  3. Lou Donelson- “The Kid” (Mr. Shing-A-Ling 1967)
  4. Charles Kynard- “Zebra Walk” (Wa-Tu-Wa-Zui 1971)
  5. Bob James- “Nautilus” (One 1974)
  6. Grover Washington- “Mercy Mercy Me” (Inner City Blues 1972)
  7. Idris Muhammad- “Wander” (Black Rhythm Revolution 1970)
  8. Hank Crawford- “Sho is Funky” (Don’t You Worry ‘Bout a Thing 1974)

Leo Morris AKA Idris Muhammad is the drummer that brought the New Orleans beat to New York City and helped cement the sound of soul-jazz in the mid to late 1960s as the drummer on all the classic Lou Donelson albums of the time. If you have ever heard the classic Fats Domino recording “Blueberry Hill” from the 1950s, then you’ve heard 15 year old Leo Morris on his earliest session. He created a foundation of swinging soul with his busy yet understated snare drum work and helped catapult Mr. Donelson toward huge successes with the albums “Alligator Boogaloo” and “Mr. Shing-A-Ling.” Study his beat closely on the track “The Kid” and you will hear that fluid New Orleans syncopation behind some super hype solos and a foundation enhanced by Dr. Lonnie Smith on Organ.

He was a part of some superb sessions at Verve Records and CTI, Creed Taylor’s imprint label that led the way for jazz musicians in the 1970s. His own album, 1974’s “Power of  Soul” was one of the label’s biggest hits and gave him a tremendous amount of commercial success during a time of transition for jazz, funk and soul. Many of his records and sessions from this time feature the superb arrangements and keyboard playing of Bob James. Listen closely to the tracks “White Moth,” “Nautilus,” “Mercy Mercy Me,” and “Sho is Funky.” All of these have the James stamp on them and could be on the same album or at least on the same funky compilation dedicated to his work.

Charles Kynard is one of the lesser known greats of the Hammond organ and also a part of the Lou Donelson extended family of young musicians who continued the sound they all created together. The track “Zebra Walk” along with Idris’ track “Wander” show the same style of soul-jazz that so enveloped the late sixties. While the opening track, “Hard to Face the Music” showcases the disco funk of the mid to late seventies and was arranged by the great James Brown arranger David Matthews (don’t get him confused with our modern hit maker of the same name). This features an always on-point solo from JB’s trombonist Fred Wesley.
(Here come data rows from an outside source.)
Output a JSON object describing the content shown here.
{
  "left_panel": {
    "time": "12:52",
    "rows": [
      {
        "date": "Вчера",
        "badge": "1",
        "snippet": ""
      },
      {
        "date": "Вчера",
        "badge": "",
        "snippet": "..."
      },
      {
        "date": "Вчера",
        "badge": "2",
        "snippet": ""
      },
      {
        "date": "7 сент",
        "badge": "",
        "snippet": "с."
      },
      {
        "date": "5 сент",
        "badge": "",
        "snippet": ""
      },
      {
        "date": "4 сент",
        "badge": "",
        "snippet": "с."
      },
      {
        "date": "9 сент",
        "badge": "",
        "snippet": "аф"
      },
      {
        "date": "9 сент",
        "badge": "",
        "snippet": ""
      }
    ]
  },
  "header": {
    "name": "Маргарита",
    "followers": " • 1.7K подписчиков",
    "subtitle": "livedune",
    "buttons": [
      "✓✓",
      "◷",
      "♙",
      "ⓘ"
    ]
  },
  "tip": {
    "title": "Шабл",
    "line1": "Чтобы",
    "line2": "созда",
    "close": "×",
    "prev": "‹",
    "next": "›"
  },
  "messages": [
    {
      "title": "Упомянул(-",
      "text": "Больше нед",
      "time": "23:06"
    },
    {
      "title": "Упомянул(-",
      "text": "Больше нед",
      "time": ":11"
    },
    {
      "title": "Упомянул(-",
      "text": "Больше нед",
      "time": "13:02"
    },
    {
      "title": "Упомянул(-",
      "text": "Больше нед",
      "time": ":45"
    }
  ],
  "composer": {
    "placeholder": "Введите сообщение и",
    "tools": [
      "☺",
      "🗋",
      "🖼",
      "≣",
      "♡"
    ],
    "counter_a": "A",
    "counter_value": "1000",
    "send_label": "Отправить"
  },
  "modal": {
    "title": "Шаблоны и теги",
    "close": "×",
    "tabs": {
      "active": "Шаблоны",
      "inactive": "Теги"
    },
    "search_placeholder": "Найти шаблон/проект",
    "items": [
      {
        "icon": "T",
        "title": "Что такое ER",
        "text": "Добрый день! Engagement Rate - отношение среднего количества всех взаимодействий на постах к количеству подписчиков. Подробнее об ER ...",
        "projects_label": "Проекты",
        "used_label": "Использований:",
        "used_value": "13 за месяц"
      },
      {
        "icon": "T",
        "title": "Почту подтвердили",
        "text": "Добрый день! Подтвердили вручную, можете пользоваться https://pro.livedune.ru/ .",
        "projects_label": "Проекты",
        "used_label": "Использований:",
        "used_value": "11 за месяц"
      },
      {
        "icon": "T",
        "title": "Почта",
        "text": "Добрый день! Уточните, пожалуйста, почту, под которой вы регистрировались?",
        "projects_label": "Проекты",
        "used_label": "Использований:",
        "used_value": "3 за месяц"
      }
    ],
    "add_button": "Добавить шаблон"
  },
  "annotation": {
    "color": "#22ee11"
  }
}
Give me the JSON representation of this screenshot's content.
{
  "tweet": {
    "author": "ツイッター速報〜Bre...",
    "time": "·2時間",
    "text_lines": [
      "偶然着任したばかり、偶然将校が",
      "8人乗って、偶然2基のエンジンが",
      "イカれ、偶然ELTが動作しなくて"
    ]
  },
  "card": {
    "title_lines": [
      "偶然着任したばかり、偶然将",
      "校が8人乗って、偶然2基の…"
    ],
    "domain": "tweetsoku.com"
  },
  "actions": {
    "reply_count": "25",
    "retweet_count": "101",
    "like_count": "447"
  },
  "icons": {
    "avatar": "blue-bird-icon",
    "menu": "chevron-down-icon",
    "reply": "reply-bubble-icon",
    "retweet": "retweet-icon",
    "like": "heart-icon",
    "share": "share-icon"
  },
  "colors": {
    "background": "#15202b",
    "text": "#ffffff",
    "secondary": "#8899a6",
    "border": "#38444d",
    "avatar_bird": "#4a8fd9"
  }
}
A short but sweet, tight set of tunes that is sure to keep that head bumpin’ and those feet tappin.’ If you like what we are putting out, please feel free to comment and always stay tuned for more from the GED Soul Revue.

Leave a Reply

Fill in your details below or click an icon to log in: Logo

You are commenting using your account. Log Out /  Change )

Google photo

You are commenting using your Google account. Log Out /  Change )

Twitter picture

You are commenting using your Twitter account. Log Out /  Change )

Facebook photo

You are commenting using your Facebook account. Log Out /  Change )

Connecting to %s